The popularity of Alexa and Google Home are making voice technology a game changer in our daily lives and marketing opportunities. That voice in your head may soon turn on your toaster oven. As the IoT (Internet of Things) makes it’s way into our lives, even the simplest of tasks may be controlled by our voice commands. Whether this is a fad or the way of the future does not matter, it is coming – it’s here. Voice technology and digital assistants are about to change our lives.
Voice technology and digital assistants have crossed paths in the form of Alexa and Google Home. This past holiday has sealed the fate of our desire for robots. I think because it provides a feeling superiority, being able to tell another object to do something, and it understands, and it performs that task. While voice commands and digital assistants have a long way to go, they have made big leaps with machine learning.

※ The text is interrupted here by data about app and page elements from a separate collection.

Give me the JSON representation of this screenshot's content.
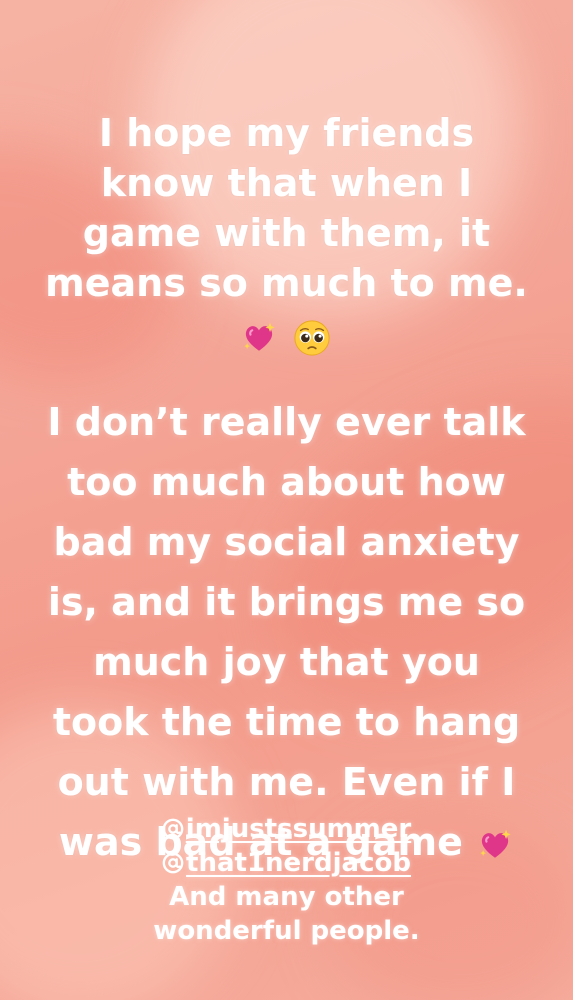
{
  "story": {
    "paragraph1": {
      "lines": [
        "I hope my friends",
        "know that when I",
        "game with them, it",
        "means so much to me."
      ],
      "emojis": [
        "sparkling-heart",
        "pleading-face"
      ]
    },
    "paragraph2": {
      "lines": [
        "I don’t really ever talk",
        "too much about how",
        "bad my social anxiety",
        "is, and it brings me so",
        "much joy that you",
        "took the time to hang",
        "out with me. Even if I",
        "was bad at a game"
      ],
      "trailing_emoji": "sparkling-heart"
    },
    "mentions": [
      "imjustssummer",
      "that1nerdjacob"
    ],
    "closing_lines": [
      "And many other",
      "wonderful people."
    ]
  },
  "colors": {
    "background": "#f4a596",
    "text": "#ffffff",
    "heart": "#e0368a"
  }
}
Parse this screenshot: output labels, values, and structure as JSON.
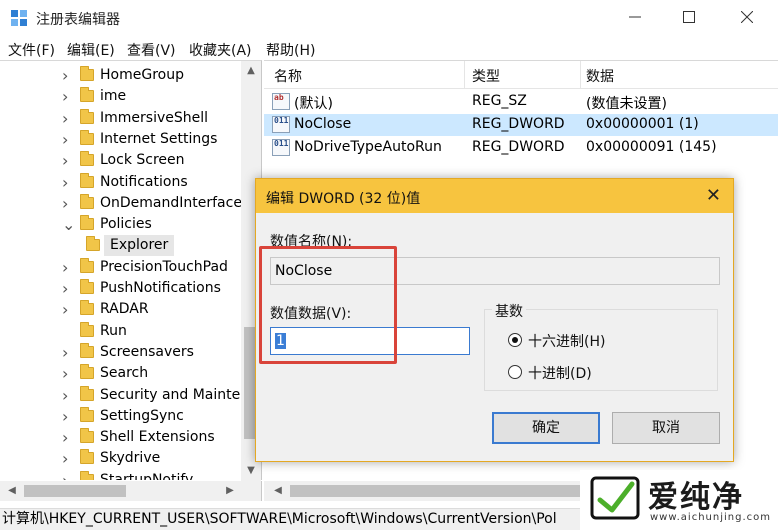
{
  "window": {
    "title": "注册表编辑器"
  },
  "menu": [
    "文件(F)",
    "编辑(E)",
    "查看(V)",
    "收藏夹(A)",
    "帮助(H)"
  ],
  "tree": {
    "items": [
      {
        "label": "HomeGroup",
        "expand": ">"
      },
      {
        "label": "ime",
        "expand": ">"
      },
      {
        "label": "ImmersiveShell",
        "expand": ">"
      },
      {
        "label": "Internet Settings",
        "expand": ">"
      },
      {
        "label": "Lock Screen",
        "expand": ">"
      },
      {
        "label": "Notifications",
        "expand": ">"
      },
      {
        "label": "OnDemandInterface",
        "expand": ">"
      },
      {
        "label": "Policies",
        "expand": "v"
      },
      {
        "label": "Explorer",
        "expand": ""
      },
      {
        "label": "PrecisionTouchPad",
        "expand": ">"
      },
      {
        "label": "PushNotifications",
        "expand": ">"
      },
      {
        "label": "RADAR",
        "expand": ">"
      },
      {
        "label": "Run",
        "expand": ""
      },
      {
        "label": "Screensavers",
        "expand": ">"
      },
      {
        "label": "Search",
        "expand": ">"
      },
      {
        "label": "Security and Mainte",
        "expand": ">"
      },
      {
        "label": "SettingSync",
        "expand": ">"
      },
      {
        "label": "Shell Extensions",
        "expand": ">"
      },
      {
        "label": "Skydrive",
        "expand": ">"
      },
      {
        "label": "StartupNotify",
        "expand": ">"
      }
    ]
  },
  "list": {
    "headers": {
      "name": "名称",
      "type": "类型",
      "data": "数据"
    },
    "rows": [
      {
        "icon": "ab",
        "name": "(默认)",
        "type": "REG_SZ",
        "data": "(数值未设置)"
      },
      {
        "icon": "011",
        "name": "NoClose",
        "type": "REG_DWORD",
        "data": "0x00000001 (1)"
      },
      {
        "icon": "011",
        "name": "NoDriveTypeAutoRun",
        "type": "REG_DWORD",
        "data": "0x00000091 (145)"
      }
    ]
  },
  "statusbar": {
    "path": "计算机\\HKEY_CURRENT_USER\\SOFTWARE\\Microsoft\\Windows\\CurrentVersion\\Pol"
  },
  "dialog": {
    "title": "编辑 DWORD (32 位)值",
    "close": "✕",
    "value_name_label": "数值名称(N):",
    "value_name": "NoClose",
    "value_data_label": "数值数据(V):",
    "value_data": "1",
    "base_label": "基数",
    "radix_hex": "十六进制(H)",
    "radix_dec": "十进制(D)",
    "radix_selected": "hex",
    "ok": "确定",
    "cancel": "取消"
  },
  "watermark": {
    "text": "爱纯净",
    "url": "www.aichunjing.com"
  },
  "colors": {
    "dialog_title": "#f7c43f",
    "selection": "#cce8ff",
    "highlight_box": "#d9443a",
    "focus": "#3a7ad0"
  }
}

All the advances in AI mean that the possibilities of a voice-activated world are finally becoming a reality, according to Speak Easy, a study conducted by J. Walter Thompson, Kantar and Mindshare. The emotional attachment to new people albeit, a mechanical robot is real. A recent study suggested that people will become more emotionally attached to their assistants as advances in machine learning continue. “As people, we crave intimacy, and the ability to forge more personal connections through voice is very apparent,” says Ida Siow. “A third of regular voice users in Singapore have admitted to having a sexual fantasy about their voice assistant, which demonstrates just how easy it is to anthropomorphize this form of AI technology. It’s just easier to connect with voice.”

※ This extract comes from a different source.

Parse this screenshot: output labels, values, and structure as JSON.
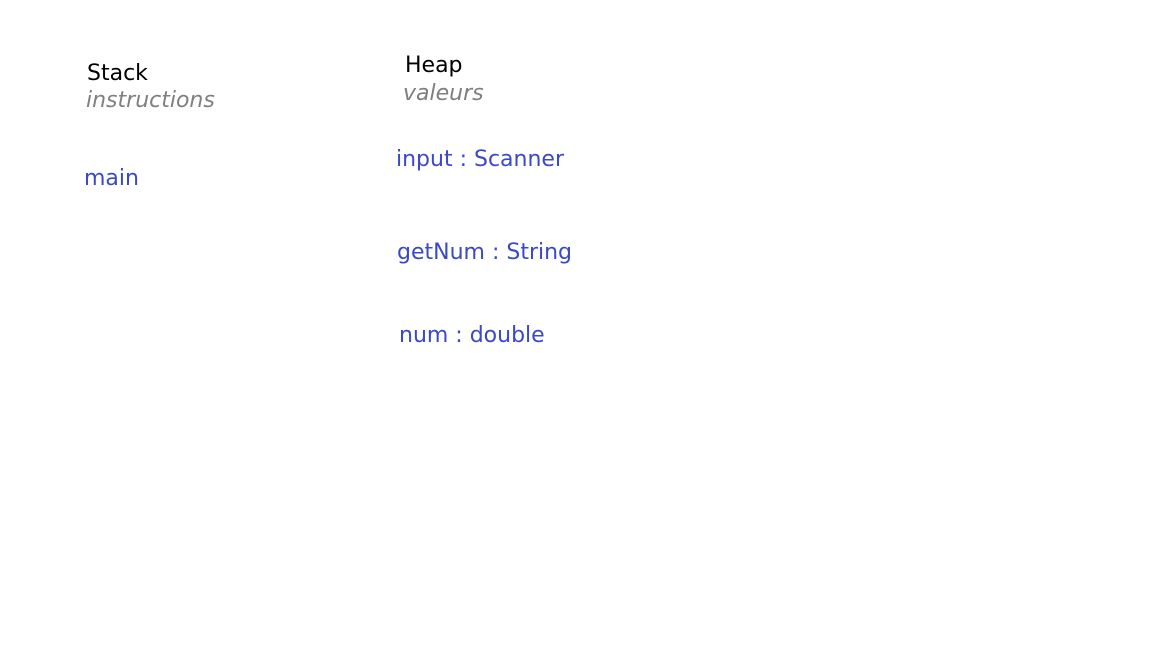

Marketing a Voice
So what does this mean for companies looking to tap into the voice business? It could be a $50 billion a year market by 2020. According to comScore, 200 billion searches per month will be done with voice by 2020. This creates a $50+ billion per year market opportunity around voice search. As demand for voice intensifies, so will the demand for accessories, devices for the Home, ad revenue, and shopping opportunities (which Amazon already owns the space.)

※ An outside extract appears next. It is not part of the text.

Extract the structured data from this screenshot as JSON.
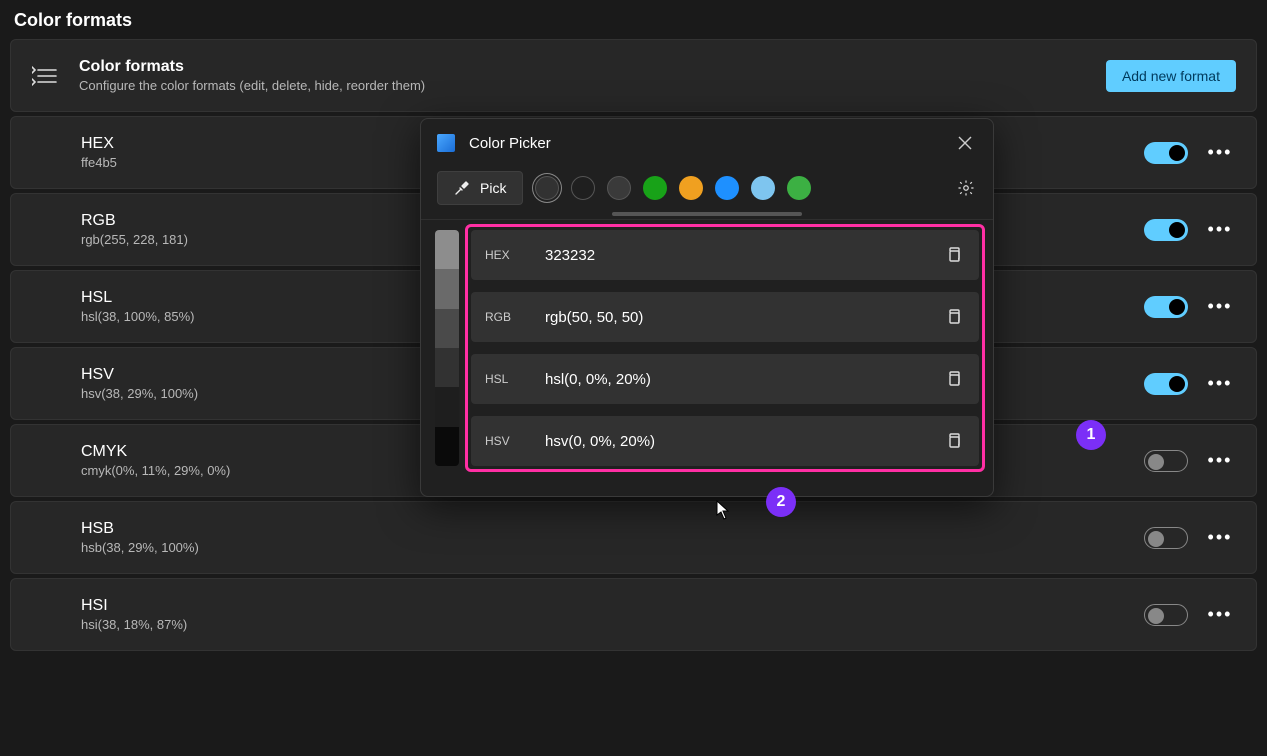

The Speak Easy study also stated that “…when people voiced a question involving a brand name, their brain activity showed a significantly stronger emotional response compared to people typing that same question.” Ida continues.
“There is no doubt that voice builds emotional affinity, and a resounding 72% of users wanted brands to have unique voices and personalities for their apps. The implication for brands is huge – it’s no longer just about right time, right message, right place – brands need to ensure they are developing the right voice too.”
So, where does this all lead us in the future of voice? Here’s what some of the digital minds of today think about voice?
Peter T. Boyd, President & Founder of PaperStreet
“Star Trek style full conversations where the computer interacts with the user and can control technology. Everyone can have a personal assistant to get routine tasks done, items purchased, calculations made, and control devices in your office, home and car. With that will be security concerns in being able to mimic voices and break-into various devices, but they can probably be overcome with additional security in other ways (pass codes or other body signatures).”
Others are not so optimistic. Steve Kovach says it’s time to admit digital assistants are overrated:
“The hype around digital assistants is real. But for now, it’s just that. Hype. And it’s arguably the more overrated than any other emerging technology…digital assistants have turned into a fragmented mess and they’re all little more than a minor convenience, assuming they work at all.”
Regardless of whether you think it’s a fad or a mainstay in the populous, it is on the way. What might be the practical use of voice commands now?
Top tasks voice controls are made for:
- Voice will be a primary interface for the connected home, providing a natural means to communicate with alarm systems, lights, kitchen appliances, sound systems and more, as users go about their day-to-day lives.
- Major cars on the market will adopt intelligent, voice-driven systems for entertainment and location-based search, keeping drivers’ and passengers’ eyes and hands free.
- Audio and video entertainment systems will count on naturally spoken voice for content discovery to match the multitude of ways users think about content. (This can already be seen in products like the new Apple TV, which rejects any apps whose core functionality doesn’t support the voice-controlled Siri remote.)
- Small-screened and screenless wearables will continue their upward climb in popularity, requiring smooth, fluid means of operation as more and more users expect better and better results.
It is expected that voice-controlled devices will also dominate workplaces that require hands-free mobility, such as hospitals, warehouses, laboratories and production plants. As far as I’m concerned, the next big advancement in voice is being able to have a conversation.
Having a conversation with digital assistants will not be easy with so many variations in language, pauses and pronunciations, but this is no doubt the holy grail for Amazon and Google. Amazon wants you to have long, real conversations with Alexa. The e-tail giant recently released new tools to app developers that allow Alexa to whisper, show emotion and pause naturally, like we humans do. And that’s just the start, says Rohit Prasad, Amazon’s head scientist for Alexa, who is playing a key role in the retailer’s efforts in artificial intelligence for Alexa—using computers to converse with us.
The roadmap is set, but the opportunities are wide open. It’s time to get on board with voice. if you want to know how to ramp up, wait for our next post – “OK People, create your voice commands!”